Author

Brian Wright

Abstract

This study derives the legal methodology of the modern Salafi movement in Egypt. The first two sections develop context, pondering global Salafism as well as the effects of the Egyptian political, economic, and cultural spheres on the movement's development, while the third section discusses the legal opinions of Salafi preachers in the fields of democracy, law, economics, women's rights, non-Muslims, Al Azhar, the Shi'a, as well as the arts and leisure. Section four synthesizes these opinions to create the general approach of the movement to Islamic Law. This study suggests that each manifestation of Salafism is the result of local circumstances, and not part of a global movement. In Egypt, the failures of Nasserism and capitalism in the 20th Century resulted in calls for a return to Islam, particularly following the 1967 war. Influenced by political Islam as well as Saudi Wahhabism, this group of young preachers would grow over the next thirty years to re-define the country's religious landscape. The legal methodology of the Salafi movement is one of selective literalism of the Qur'Ä n and Sunna, without a defined framework such as that of UsÅ«l al Fiqh. There is an emphasis on issues of theology and a lack of understanding of modern politics and economics. This creates a disconnection with issues on the ground and causes instability in the movement as they increase their political participation. However, a sense of malleability in legal rulings allows the movement to adapt to changing political conditions and provides a method to remain relevant.

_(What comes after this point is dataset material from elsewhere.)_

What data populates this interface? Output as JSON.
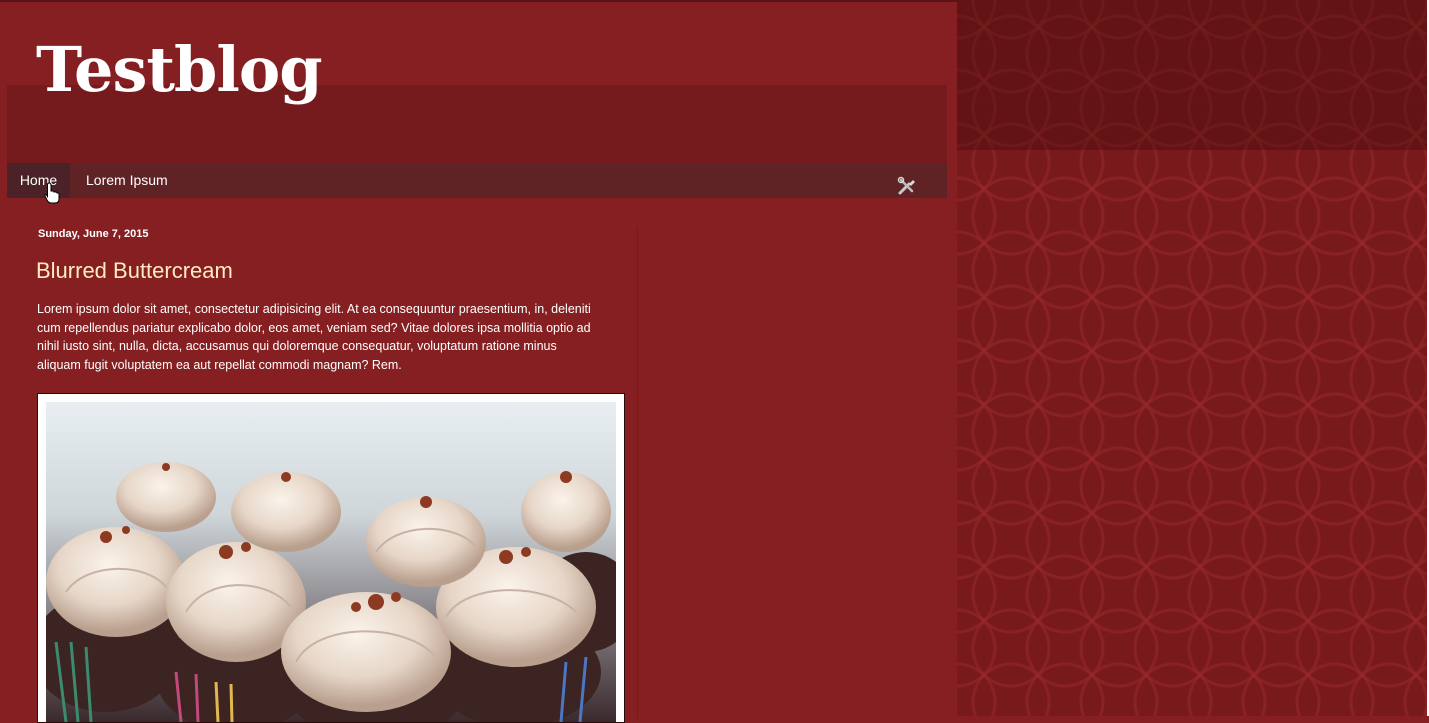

Department

Arab & Islamic Civilizations Department

Degree Name

MA in Arabic Studies

Date of Award

6-1-2012

Online Submission Date

May 2012

First Advisor

Serag, Mohamed

Document Type

Thesis

Extent

NA

Library of Congress Subject Heading 1

Salafīyah -- Egypt.

Library of Congress Subject Heading 2

Islam and politics -- Egypt.

Rights

The author retains all rights with regard to copyright. The author certifies that written permission from the owner(s) of third-party copyrighted matter included in the thesis, dissertation, paper, or record of study has been obtained. The author further certifies that IRB approval has been obtained for this thesis, or that IRB approval is not necessary for this thesis. Insofar as this thesis, dissertation, paper, or record of study is an educational record as defined in the Family Educational Rights and Privacy Act (FERPA) (20 USC 1232g), the author has granted consent to disclosure of it to anyone who requests a copy.

IRB

Not necessary for this item

Share

COinS